[15 December 2022]

Black Grass: how researchers are helping farmers tackle deadly weed wreaking havoc across English countryside

Researchers from the University of Hull are helping alleviate the devastating impact of a herbicide resistant weed, which costs UK farmers half a billion pounds in gross profit each year.

Black Grass outcompetes cereal crops for light and space – destroying enough wheat to bake more than 1.5 billion loaves of bread a year – or brew eight billion pints of beer.

Farmers have become so desperate to reduce or eradicate Black Grass, some have even resorted to destroying their own crops in a desperate attempt to control it.

Dr Sarah Shaw a Senior Lecturer & Researcher at Hull University Business School, who led the research, said: “Farmers were already doing a brilliant job of altering their practices to manage Black Grass, including spring cropping and spraying, but we needed game changing research from other disciplines to address the problem. We wanted to find real solutions in order to help reduce this financial burden.”

The team used machine learning technology to monitor the growing cycle of the weed in order to help farmers optimise chemical treatment and fertiliser use.

Dr Shaw said: “In optimising the treatment, we were able to have a real impact on the environment.  “The crop pre-emergence stage is the most carbon intensive and costly because of the huge reliance on chemicals and we need to change this.”

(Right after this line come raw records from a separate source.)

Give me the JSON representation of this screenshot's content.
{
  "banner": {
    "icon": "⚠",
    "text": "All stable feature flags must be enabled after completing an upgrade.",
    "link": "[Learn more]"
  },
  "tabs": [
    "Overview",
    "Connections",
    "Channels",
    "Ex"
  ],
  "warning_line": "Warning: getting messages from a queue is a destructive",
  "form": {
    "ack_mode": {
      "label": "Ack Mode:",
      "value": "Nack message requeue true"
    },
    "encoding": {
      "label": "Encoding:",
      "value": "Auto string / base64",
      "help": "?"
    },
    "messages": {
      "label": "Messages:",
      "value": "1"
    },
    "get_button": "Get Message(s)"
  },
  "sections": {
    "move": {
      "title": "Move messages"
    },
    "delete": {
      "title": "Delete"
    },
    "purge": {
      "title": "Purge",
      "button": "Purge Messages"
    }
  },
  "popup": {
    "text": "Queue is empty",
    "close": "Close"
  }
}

Farmers spend approximately £112 per hectare on chemicals and other interventions (such as diesel for applying chemicals) to protect their crops. The chemicals and diesel have a subsequent carbon footprint of 118kg of CO2e per hectare. The UK agricultural sector is a significant producer of carbon, and Black Grass is further intensifying that challenge, impacting food security.

The team created a cost and carbon footprint mapping tool to accurately calculate the financial and environmental impact of Black Grass on farmers.

The carbon mapping tool calculates the carbon footprint associated with the chemical treatment used by farmers and diesel consumed around Black Grass management. This tool can be used to map the entire (Scope 3) carbon footprint of UK agricultural supply chains.

Managed by the University’s Aura Innovation Centre, which brings low-carbon ideas to life, the project brought together five farmers from across the region as well as experts from the University’s Business School and Departments of Biology, Geography, Geology and Computer Science, in a project funded by the European Regional Development Fund.

Rob Meadley, Farmer and Agricultural Business Consultant at Brown & Co, said “As farmers in East Yorkshire we face a significant challenge managing the invasive grassweed Black Grass. The insight the University of Hull have provided in the research has helped further my understanding of the weed and allowed me to think much wider regarding early identification and potential ways to deal with it.

“It is a great experience to be involved with a leading research team where your knowledge and understanding of what you do day-to-day can be looked at and questioned in different ways. I look forward to continued involvement with the research team”.

The team continue to work on the project, with links between Black Grass and conditions such as water content, geology, organic material and a soil seed index now being explored, to give farmers practical solutions on how to manage the weed.

For further information on the Black Grass research project and how the University of Hull can help with cost and carbon mapping, please contact j.bishop@hull.ac.uk

If you’d like help bringing your company’s low-carbon dreams to life, get in touch with the Aura Innovation Centre.  You can see other examples of how we’ve helped SMEs on our Case Studies page.